BEGIN Given data
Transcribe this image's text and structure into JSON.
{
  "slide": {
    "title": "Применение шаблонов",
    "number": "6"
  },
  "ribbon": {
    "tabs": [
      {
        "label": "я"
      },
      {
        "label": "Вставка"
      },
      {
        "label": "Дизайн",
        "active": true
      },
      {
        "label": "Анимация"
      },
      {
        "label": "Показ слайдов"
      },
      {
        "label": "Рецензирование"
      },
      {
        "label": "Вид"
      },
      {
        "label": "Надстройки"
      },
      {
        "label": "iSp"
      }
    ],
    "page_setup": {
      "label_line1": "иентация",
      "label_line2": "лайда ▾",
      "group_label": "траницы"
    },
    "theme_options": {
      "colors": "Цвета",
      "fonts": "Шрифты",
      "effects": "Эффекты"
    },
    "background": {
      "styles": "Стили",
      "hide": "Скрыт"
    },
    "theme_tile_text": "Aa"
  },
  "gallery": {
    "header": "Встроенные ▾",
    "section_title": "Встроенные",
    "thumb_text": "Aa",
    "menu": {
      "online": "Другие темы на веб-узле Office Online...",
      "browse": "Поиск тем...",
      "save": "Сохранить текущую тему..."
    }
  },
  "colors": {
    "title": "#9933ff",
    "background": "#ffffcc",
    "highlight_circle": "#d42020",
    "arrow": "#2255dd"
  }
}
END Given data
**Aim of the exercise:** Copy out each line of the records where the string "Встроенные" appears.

**Result:**
    "header": "Встроенные ▾",
    "section_title": "Встроенные",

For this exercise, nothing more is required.